» **WORK TO COMPLETE**
Lines where the string "value" appears are to be copied from the entries below.

________________

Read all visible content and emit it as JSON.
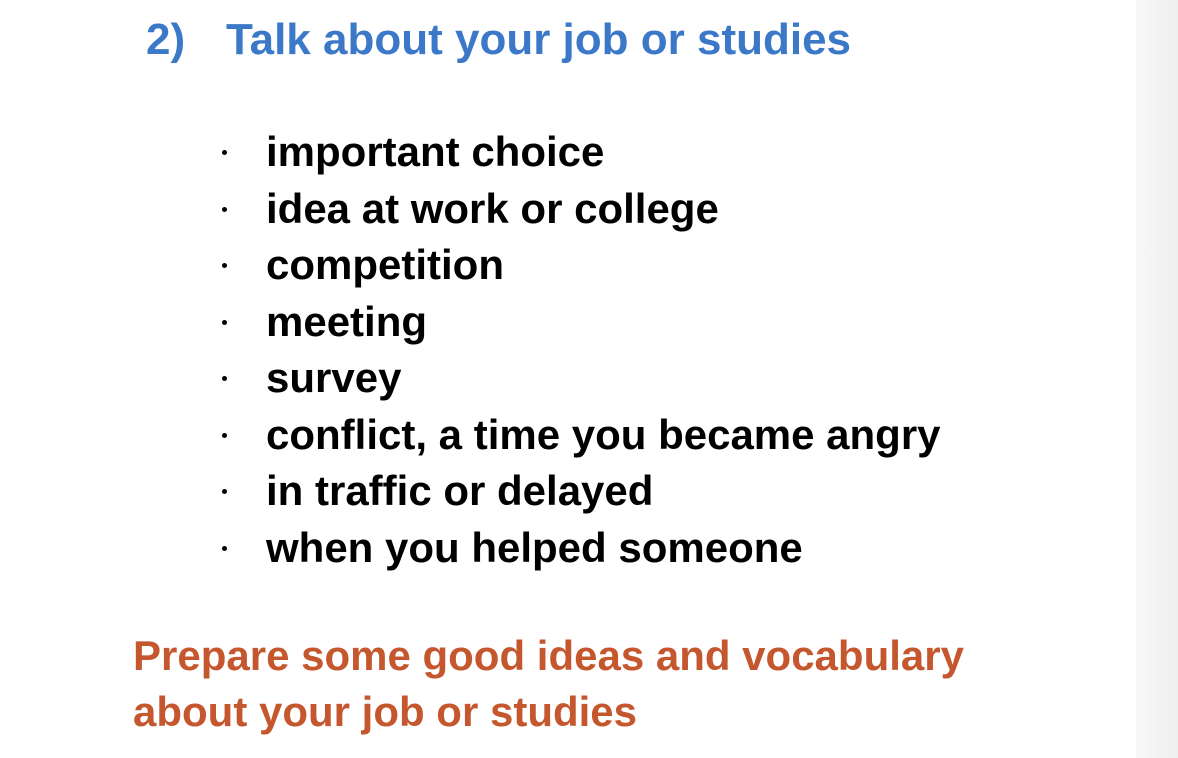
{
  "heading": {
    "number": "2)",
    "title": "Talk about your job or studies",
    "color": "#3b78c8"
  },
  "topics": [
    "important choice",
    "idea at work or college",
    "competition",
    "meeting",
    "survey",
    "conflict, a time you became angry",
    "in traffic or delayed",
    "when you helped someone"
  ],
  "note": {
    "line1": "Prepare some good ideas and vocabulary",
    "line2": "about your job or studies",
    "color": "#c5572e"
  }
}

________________

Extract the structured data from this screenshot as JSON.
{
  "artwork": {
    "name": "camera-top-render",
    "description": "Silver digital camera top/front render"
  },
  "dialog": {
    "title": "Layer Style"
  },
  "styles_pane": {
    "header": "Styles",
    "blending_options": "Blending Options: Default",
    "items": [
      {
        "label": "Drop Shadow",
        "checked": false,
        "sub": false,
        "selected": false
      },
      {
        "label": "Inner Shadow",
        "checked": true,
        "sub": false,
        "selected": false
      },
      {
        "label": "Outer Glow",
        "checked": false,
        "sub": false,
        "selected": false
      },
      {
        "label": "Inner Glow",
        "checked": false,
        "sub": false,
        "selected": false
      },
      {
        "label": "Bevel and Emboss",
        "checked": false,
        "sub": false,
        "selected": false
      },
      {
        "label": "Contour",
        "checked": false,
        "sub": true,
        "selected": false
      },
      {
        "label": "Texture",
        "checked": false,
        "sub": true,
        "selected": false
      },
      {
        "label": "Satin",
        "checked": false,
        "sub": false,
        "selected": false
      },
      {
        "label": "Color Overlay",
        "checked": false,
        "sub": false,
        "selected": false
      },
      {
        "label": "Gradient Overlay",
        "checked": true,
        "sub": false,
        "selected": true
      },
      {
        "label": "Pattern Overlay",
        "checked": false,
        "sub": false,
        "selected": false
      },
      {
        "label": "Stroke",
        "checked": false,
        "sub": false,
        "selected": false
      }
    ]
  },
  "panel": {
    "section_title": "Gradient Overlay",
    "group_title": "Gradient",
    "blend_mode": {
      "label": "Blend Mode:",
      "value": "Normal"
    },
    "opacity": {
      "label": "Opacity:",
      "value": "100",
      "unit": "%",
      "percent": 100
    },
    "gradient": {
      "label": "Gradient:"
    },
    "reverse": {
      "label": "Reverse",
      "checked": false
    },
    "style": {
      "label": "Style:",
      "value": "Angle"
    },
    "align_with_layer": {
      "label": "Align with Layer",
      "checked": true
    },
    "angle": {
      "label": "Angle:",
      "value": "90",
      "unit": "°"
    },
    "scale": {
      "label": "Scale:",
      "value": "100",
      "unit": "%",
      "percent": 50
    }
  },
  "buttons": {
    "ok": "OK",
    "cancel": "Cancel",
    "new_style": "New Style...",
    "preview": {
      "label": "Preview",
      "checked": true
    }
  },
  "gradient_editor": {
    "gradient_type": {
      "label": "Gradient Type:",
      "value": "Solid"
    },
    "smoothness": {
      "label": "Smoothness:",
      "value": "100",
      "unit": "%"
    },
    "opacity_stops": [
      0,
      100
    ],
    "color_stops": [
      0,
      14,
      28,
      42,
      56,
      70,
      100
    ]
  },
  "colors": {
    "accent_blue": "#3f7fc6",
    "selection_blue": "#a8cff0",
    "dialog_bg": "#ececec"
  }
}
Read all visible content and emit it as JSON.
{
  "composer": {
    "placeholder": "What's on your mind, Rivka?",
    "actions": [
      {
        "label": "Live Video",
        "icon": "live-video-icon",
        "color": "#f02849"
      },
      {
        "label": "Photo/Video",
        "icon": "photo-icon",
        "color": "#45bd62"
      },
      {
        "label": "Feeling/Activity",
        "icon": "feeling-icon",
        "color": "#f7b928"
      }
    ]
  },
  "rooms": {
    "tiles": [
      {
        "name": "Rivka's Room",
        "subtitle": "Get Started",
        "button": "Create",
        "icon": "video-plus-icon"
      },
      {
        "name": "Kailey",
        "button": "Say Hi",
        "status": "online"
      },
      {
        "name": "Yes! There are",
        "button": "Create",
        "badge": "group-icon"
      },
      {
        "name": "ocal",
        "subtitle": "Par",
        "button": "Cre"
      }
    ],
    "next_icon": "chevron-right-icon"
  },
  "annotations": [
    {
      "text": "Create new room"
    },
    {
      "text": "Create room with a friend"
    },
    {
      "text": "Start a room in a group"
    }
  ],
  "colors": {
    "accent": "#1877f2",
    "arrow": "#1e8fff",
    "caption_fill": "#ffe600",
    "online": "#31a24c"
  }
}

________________

» **WRITTEN RESPONSE**
      "value": "Normal"
      "value": "100",
      "value": "Angle"
      "value": "90",
      "value": "100",
      "value": "Solid"
      "value": "100",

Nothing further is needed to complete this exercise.